About this task: Check each line of the records for "History"; collect those that have it.

Provided records:
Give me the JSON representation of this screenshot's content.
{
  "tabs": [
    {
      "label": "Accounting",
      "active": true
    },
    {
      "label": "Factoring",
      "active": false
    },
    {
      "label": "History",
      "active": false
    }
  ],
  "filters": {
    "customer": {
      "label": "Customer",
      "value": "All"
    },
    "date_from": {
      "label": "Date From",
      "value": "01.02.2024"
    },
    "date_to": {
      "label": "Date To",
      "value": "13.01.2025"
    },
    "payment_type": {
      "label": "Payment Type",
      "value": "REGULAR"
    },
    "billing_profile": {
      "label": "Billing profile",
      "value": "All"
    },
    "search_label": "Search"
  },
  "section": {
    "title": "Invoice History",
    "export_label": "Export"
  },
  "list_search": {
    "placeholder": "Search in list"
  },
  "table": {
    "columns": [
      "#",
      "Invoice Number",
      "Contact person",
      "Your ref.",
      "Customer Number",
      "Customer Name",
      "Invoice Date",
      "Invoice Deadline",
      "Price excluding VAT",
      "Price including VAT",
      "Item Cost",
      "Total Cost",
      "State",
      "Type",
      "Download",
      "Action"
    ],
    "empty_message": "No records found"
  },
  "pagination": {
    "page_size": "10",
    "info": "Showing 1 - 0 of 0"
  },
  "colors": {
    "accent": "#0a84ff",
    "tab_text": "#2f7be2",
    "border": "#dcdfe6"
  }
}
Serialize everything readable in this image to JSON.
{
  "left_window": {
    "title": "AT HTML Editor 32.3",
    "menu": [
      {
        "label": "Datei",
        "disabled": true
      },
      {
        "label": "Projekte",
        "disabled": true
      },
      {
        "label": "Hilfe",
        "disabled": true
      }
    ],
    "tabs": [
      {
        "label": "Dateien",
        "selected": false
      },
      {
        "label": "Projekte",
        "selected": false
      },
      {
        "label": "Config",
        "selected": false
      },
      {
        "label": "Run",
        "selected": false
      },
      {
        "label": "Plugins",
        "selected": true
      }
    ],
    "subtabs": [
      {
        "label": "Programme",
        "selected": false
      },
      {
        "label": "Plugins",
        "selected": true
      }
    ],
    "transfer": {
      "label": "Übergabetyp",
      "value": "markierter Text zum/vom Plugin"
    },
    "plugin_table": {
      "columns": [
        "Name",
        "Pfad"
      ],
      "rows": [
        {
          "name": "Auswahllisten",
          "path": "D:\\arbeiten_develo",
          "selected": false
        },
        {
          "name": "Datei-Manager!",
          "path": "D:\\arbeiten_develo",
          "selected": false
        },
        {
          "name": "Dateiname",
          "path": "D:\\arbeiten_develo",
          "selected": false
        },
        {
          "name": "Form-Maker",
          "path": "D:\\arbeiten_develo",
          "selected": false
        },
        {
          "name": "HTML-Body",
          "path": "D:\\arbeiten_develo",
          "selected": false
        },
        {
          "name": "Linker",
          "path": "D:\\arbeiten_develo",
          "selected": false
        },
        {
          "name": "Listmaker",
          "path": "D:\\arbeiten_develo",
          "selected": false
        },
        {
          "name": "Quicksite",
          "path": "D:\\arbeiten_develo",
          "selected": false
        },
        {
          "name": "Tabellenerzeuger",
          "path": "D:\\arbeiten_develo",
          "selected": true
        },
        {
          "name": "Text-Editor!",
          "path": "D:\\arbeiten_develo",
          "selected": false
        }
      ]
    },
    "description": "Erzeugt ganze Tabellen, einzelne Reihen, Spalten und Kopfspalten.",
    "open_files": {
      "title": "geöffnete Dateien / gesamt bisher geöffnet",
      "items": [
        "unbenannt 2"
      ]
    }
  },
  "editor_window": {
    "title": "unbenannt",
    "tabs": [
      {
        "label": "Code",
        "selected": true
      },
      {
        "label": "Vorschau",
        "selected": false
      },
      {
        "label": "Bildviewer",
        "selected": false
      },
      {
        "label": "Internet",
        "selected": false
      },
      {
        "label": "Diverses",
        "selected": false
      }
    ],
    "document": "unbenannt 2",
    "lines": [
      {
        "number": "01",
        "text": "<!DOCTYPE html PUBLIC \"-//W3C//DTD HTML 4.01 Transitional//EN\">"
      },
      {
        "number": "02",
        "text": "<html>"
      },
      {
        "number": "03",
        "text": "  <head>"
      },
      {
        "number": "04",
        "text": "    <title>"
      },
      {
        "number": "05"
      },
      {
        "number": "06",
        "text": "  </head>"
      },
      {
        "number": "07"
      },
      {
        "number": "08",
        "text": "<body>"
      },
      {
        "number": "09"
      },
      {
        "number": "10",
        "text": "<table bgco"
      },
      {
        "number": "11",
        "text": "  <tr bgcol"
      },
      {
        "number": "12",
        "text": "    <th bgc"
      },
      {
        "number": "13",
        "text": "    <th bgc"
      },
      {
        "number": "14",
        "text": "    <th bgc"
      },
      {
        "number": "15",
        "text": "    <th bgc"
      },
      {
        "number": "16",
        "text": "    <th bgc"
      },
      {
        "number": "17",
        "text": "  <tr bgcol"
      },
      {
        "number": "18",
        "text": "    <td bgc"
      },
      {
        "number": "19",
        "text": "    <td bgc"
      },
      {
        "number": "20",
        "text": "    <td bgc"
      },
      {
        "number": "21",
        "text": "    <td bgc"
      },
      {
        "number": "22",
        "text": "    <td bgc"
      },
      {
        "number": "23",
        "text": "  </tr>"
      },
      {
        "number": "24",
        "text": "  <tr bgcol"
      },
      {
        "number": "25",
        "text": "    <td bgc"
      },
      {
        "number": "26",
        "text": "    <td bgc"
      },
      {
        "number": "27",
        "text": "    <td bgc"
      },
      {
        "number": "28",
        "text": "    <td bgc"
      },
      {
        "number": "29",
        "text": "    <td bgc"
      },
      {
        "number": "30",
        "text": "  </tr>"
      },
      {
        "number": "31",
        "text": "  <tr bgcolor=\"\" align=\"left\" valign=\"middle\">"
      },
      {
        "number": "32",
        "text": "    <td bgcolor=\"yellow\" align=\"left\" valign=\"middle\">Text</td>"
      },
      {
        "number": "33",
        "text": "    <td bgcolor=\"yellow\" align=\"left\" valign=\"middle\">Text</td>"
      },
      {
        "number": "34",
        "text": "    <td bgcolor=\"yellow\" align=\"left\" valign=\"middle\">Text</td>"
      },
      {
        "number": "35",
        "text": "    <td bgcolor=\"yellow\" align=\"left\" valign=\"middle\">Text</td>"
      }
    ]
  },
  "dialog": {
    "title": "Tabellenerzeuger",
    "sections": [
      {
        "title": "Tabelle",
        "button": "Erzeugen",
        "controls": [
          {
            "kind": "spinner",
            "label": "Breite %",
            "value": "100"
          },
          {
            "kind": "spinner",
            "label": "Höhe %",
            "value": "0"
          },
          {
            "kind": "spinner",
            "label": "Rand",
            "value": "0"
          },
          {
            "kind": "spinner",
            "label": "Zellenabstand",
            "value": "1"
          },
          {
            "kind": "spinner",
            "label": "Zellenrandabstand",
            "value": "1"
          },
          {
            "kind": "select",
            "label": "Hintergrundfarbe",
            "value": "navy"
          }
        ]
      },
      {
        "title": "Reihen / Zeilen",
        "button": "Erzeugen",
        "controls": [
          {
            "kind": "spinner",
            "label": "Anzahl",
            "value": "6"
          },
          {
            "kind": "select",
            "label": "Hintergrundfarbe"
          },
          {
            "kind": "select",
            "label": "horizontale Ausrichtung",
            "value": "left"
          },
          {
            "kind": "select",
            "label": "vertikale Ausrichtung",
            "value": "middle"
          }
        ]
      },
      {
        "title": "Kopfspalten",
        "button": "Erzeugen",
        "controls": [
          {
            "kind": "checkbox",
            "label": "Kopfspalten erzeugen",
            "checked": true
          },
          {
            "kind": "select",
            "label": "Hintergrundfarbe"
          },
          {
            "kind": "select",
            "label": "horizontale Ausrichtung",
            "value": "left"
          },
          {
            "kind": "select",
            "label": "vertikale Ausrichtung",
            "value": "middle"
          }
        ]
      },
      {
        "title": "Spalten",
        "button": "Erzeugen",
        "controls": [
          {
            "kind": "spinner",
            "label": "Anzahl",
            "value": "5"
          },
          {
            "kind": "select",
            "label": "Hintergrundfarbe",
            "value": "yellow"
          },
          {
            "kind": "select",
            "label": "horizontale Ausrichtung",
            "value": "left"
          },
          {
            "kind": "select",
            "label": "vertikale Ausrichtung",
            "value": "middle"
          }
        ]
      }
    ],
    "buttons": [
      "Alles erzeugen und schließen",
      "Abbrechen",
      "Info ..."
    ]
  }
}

Task solution:
      "label": "History",
    "title": "Invoice History",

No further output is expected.